Our Ingredients to Avoid card gives a lot of useful tips that help you to make more informed choices about the products you buy. The reasons behind our tips vary quite a lot, but can be summarised in this way:
- Sometimes we recommend avoiding something because it’s a known harmful substance or because there is sufficient evidence to warrant exercising caution. This is based on the reporting from reputable sources such as the World Health Organisation, not on conspiracy theories or internet hysteria. We don’t advocate paranoia – we advocate education.
- Other times we recommend avoiding something because the way it’s made means it may have toxic contaminants that you don’t want on your skin (or in our environment). There are so many healthy alternatives available that there’s no reason to choose something that pollutes our bodies or our world.

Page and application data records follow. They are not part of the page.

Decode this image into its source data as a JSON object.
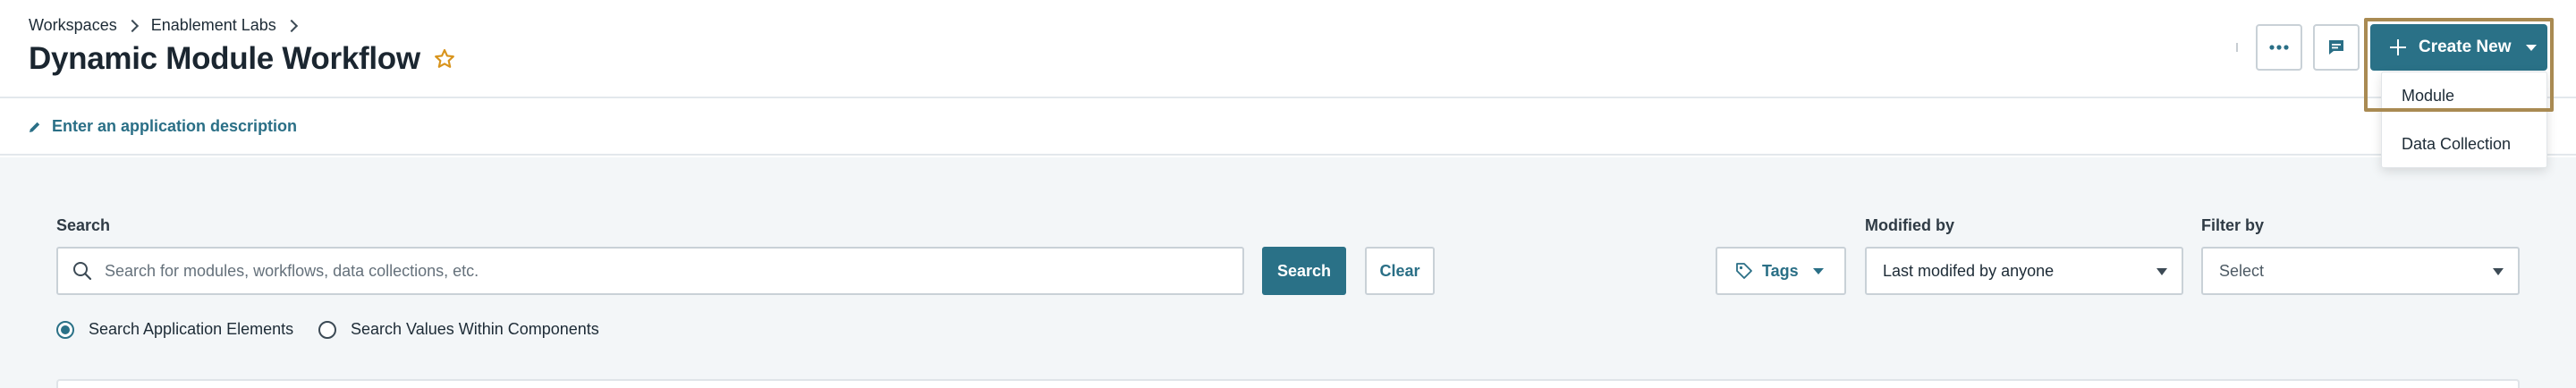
{
  "breadcrumb": {
    "items": [
      "Workspaces",
      "Enablement Labs"
    ]
  },
  "page": {
    "title": "Dynamic Module Workflow",
    "favorite_icon": "star-outline-icon"
  },
  "header_actions": {
    "more_icon": "more-horizontal-icon",
    "comment_icon": "comment-icon",
    "create_new": {
      "label": "Create New",
      "icon": "plus-icon",
      "caret_icon": "caret-down-icon"
    },
    "create_menu": [
      "Module",
      "Data Collection"
    ]
  },
  "description": {
    "link_label": "Enter an application description",
    "icon": "pencil-icon"
  },
  "search": {
    "label": "Search",
    "placeholder": "Search for modules, workflows, data collections, etc.",
    "value": "",
    "search_button": "Search",
    "clear_button": "Clear",
    "tags_button": "Tags"
  },
  "filters": {
    "modified_by": {
      "label": "Modified by",
      "value": "Last modifed by anyone"
    },
    "filter_by": {
      "label": "Filter by",
      "value": "Select"
    }
  },
  "search_scope": {
    "options": [
      "Search Application Elements",
      "Search Values Within Components"
    ],
    "selected": 0
  },
  "colors": {
    "primary": "#2a7187",
    "link": "#2a6f86",
    "favorite": "#d8941d",
    "highlight": "#a98a52",
    "background": "#f3f6f8"
  }
}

We also do our best to alert you to the ingredients and terminology that are commonly used in attempts to make products look more natural (or more ethical in other ways) than they really are.
- Although a brand / product can be marketed in a way that makes them seem clean or ethical, you can’t automatically assume that the care they’ve shown towards one cause extends to all other causes.
A great case in point here is how people used to assume that because the Body Shop didn’t test on animals and used ingredients from other cultures, it was all healthy and ‘green’ in its content. It wasn’t, and didn’t claim to be, but people extended the Body Shop’s ethical positioning in their minds. I know that because I was one of them! That’s not intended as criticism, by the way, it’s just noting what happened… Anita Roddick was an amazing woman and I remember being incredibly inspired when seeing her speak at a lunch in the Adelaide Town Hall back in 2000, when she was touring for the release of her book, Business as Unusual. I recommend it, if you’re after a good book to read during the holidays!
- A brand may also attempt to position itself as ethical by financially supporting a cause, such as Breast Cancer, yet a quick glance at the ingredients list may reveal chemicals that are linked to cancer generally or breast cancer specifically. Or they might link to an environmental cause, yet use ingredients known to pollute landfill and waterways. They’re basically paying for ethical positioning instead of earning it. We try to provide the information that helps you to look past the hype so that you can make choices that really make a difference.
Please note: that we rarely provide the brand names in our posts on product ingredients lists. Our aim is to educate and inform the people who care and want to know this information, not finger point and inflame for the sake of it. In those rare instances in which we give a name, we explain why we’ve done so.
We’ve started enclosing an Ingredients to Avoid card in all our orders and we’re happy to enclose extras if you want to give some to your friends – just email email@example.com or call us on 08 8294 1167.
BTW for an extra tip that isn’t on the Ingredients to Avoid Card, look here!